Data items

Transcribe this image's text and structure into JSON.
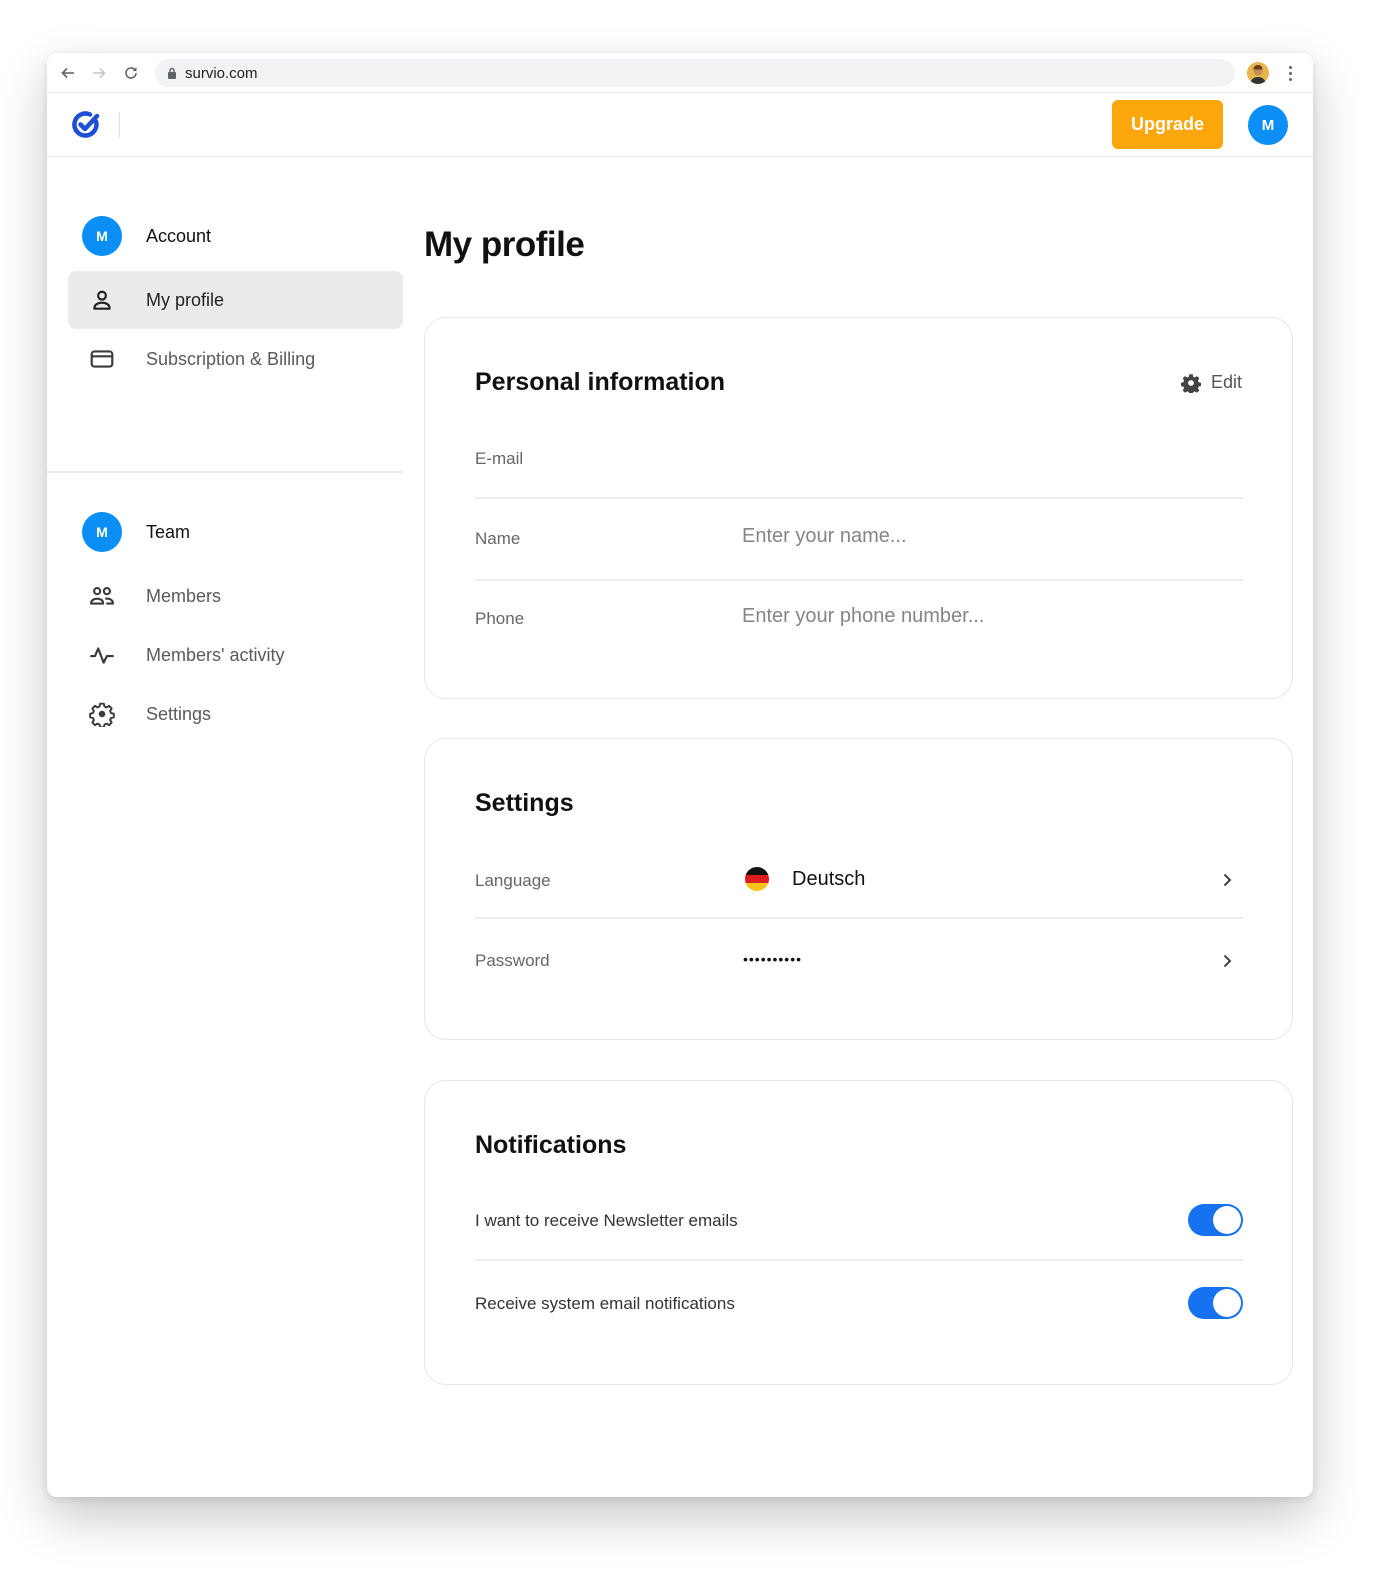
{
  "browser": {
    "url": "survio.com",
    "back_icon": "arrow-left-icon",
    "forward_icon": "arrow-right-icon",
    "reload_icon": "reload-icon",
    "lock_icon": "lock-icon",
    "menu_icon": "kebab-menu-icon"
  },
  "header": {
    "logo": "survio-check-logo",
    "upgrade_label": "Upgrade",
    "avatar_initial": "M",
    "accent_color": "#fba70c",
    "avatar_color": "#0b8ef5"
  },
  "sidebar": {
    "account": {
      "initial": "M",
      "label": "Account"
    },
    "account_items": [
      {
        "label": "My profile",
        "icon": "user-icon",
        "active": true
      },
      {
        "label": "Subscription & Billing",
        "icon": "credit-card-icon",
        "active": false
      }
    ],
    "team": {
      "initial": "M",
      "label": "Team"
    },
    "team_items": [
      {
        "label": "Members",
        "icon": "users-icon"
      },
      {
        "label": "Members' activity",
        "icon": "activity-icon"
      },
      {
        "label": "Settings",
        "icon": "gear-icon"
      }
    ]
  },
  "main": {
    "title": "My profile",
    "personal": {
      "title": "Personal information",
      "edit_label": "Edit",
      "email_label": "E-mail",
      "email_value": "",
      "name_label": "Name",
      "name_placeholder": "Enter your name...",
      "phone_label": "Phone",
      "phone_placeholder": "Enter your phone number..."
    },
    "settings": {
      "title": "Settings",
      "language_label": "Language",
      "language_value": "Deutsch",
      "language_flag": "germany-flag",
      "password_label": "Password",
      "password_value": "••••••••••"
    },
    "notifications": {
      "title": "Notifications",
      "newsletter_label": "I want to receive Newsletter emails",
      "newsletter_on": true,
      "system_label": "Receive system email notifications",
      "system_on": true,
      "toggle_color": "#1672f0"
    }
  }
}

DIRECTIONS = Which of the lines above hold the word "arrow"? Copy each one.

TASK OUTPUT =
    "back_icon": "arrow-left-icon",
    "forward_icon": "arrow-right-icon",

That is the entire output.